-- Opening Marker --
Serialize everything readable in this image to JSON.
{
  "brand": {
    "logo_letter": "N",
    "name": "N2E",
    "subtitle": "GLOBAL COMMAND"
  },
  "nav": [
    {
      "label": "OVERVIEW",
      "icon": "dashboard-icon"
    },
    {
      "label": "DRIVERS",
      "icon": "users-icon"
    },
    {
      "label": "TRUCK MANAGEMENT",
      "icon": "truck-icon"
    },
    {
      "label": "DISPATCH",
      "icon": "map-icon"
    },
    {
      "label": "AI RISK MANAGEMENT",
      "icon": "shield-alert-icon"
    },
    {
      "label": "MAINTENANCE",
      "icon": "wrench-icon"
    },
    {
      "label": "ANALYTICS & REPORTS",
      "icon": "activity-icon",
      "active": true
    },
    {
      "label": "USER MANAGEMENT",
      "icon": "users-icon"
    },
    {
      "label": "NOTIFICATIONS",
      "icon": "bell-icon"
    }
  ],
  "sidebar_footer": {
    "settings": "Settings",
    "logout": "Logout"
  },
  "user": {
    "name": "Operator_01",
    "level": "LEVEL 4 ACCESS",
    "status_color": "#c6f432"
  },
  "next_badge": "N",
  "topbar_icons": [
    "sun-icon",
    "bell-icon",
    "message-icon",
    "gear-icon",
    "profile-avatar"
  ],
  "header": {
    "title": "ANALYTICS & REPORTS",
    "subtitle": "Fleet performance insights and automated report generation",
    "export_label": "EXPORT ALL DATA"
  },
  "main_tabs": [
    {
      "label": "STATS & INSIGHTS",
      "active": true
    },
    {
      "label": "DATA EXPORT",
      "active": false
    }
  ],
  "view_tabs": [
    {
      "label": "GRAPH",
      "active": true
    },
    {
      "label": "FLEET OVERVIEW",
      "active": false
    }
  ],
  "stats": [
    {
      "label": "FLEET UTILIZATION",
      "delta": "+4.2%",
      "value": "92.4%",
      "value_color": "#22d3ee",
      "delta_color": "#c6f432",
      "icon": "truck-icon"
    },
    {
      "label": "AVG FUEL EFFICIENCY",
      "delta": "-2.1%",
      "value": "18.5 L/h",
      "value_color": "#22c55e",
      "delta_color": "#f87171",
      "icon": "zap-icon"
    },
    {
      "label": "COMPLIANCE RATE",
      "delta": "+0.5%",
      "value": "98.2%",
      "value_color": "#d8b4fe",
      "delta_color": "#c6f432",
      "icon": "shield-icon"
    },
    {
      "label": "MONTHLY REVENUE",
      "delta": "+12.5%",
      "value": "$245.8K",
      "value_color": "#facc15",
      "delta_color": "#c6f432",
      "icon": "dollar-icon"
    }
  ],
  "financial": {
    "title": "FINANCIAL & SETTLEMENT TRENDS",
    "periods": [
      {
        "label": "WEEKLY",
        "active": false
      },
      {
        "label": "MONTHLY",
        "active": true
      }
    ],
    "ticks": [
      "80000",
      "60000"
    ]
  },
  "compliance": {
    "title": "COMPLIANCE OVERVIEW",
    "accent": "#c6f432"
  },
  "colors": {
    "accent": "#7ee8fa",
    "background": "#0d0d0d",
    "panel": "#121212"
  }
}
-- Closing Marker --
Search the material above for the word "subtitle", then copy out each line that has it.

§ **SOLUTION TO THIS PROBLEM**
    "subtitle": "GLOBAL COMMAND"
    "subtitle": "Fleet performance insights and automated report generation",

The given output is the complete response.